Measurements of the effects of social influence can be substantially biased in observational studies due to assortative mixing in social networks and network correlation in exposure to exogenous events. Randomized experiments, where the researcher intervenes in the social system and uses randomization to determine how to do so, provide a methodology to measure unbiased estimates of causal effects of social behaviors. These estimates form the basis for effective public policy and advertising, as well as help answer deep questions about social science. In this chapter we motivate a taxonomy of experiments to measure social influence effects through various combinations of interventions and randomizations. We define an experiment as combination of 1) a target population of individuals connected by an observed interaction network, 2) a set of treatments whereby the researcher will intervene in the social system, 3) a randomization strategy which maps sets of individuals or edges to treatments, and 4) a measurement of an outcome of interest after treatment has been assigned. We review both recent and older research which demonstrate potential experimental designs and evaluate their advantages and drawbacks for answering different types of causal questions about social influence.

Yan Leng, Xiaowen Dong, and Alex Pentland: Mapping Behavior Influence using Matched and Balanced Samples

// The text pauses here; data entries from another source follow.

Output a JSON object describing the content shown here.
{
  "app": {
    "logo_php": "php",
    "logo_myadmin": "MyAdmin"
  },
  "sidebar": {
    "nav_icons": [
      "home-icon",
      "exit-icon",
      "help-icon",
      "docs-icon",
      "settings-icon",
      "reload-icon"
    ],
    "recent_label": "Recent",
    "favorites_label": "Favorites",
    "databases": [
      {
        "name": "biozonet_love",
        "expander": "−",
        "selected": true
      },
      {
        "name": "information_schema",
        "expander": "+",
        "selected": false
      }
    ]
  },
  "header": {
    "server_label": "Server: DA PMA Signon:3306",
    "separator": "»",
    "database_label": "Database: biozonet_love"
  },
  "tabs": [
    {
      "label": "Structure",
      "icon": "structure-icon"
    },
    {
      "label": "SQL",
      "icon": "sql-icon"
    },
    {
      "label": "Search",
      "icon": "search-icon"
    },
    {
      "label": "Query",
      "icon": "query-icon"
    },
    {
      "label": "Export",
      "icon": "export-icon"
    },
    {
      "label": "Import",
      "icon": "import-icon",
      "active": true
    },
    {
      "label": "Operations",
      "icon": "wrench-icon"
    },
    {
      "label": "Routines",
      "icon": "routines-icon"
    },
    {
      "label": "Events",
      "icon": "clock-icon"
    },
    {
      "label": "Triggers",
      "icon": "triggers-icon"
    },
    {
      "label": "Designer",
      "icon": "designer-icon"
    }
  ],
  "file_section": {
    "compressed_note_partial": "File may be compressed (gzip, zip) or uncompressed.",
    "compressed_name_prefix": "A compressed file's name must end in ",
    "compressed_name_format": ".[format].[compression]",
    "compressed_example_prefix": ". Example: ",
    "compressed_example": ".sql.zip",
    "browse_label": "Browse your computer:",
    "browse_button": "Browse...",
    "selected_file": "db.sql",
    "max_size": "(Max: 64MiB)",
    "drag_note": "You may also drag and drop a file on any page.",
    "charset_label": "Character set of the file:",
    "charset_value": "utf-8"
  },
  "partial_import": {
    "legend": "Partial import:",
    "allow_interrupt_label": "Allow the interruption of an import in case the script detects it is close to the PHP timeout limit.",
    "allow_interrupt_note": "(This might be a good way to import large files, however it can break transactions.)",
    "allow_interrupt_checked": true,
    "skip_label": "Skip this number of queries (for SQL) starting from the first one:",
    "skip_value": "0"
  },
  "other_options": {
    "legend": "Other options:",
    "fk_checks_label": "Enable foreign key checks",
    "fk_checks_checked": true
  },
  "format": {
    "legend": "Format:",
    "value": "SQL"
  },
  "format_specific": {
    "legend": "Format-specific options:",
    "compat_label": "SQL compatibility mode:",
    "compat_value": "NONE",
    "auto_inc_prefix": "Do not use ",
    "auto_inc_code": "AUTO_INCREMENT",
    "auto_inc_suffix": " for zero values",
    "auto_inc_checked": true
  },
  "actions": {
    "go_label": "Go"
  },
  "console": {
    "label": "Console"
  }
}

Causal inference is a difficult problem that is best understood within a Kolmogorov complexity framework. Taking this perspective illuminates the shortcomings of techniques like Randomized Controlled Trials, and suggests techniques such as matched or balanced sampling may often be more powerful and are often easier to use for large population studies. We illustrate this work in two cellphone based studies where we track the behavioral effects of exposure within a social network.

Robert Bond, Chris Fariss, Jason Jones, Jaime Settle: Network Experiments through Academic-Industry Collaboration

Our main goal in this chapter is to summarize and describe our work on get-out-the-vote experiments run on the Facebook social media platform. We ran randomized experiments and observed both direct effects – a message on Election Day made Facebook users more likely to vote – and cascading effects in the social network – the friends of treated users became more likely to vote. Collaborating with Facebook vastly increased the scope of our research project from what we originally planned. We will also discuss why academic collaboration with industry is not only important in general, but particularly important for understanding complex social systems. We will conclude with a discussion of some of the opportunities we see for scientific advancement in this area.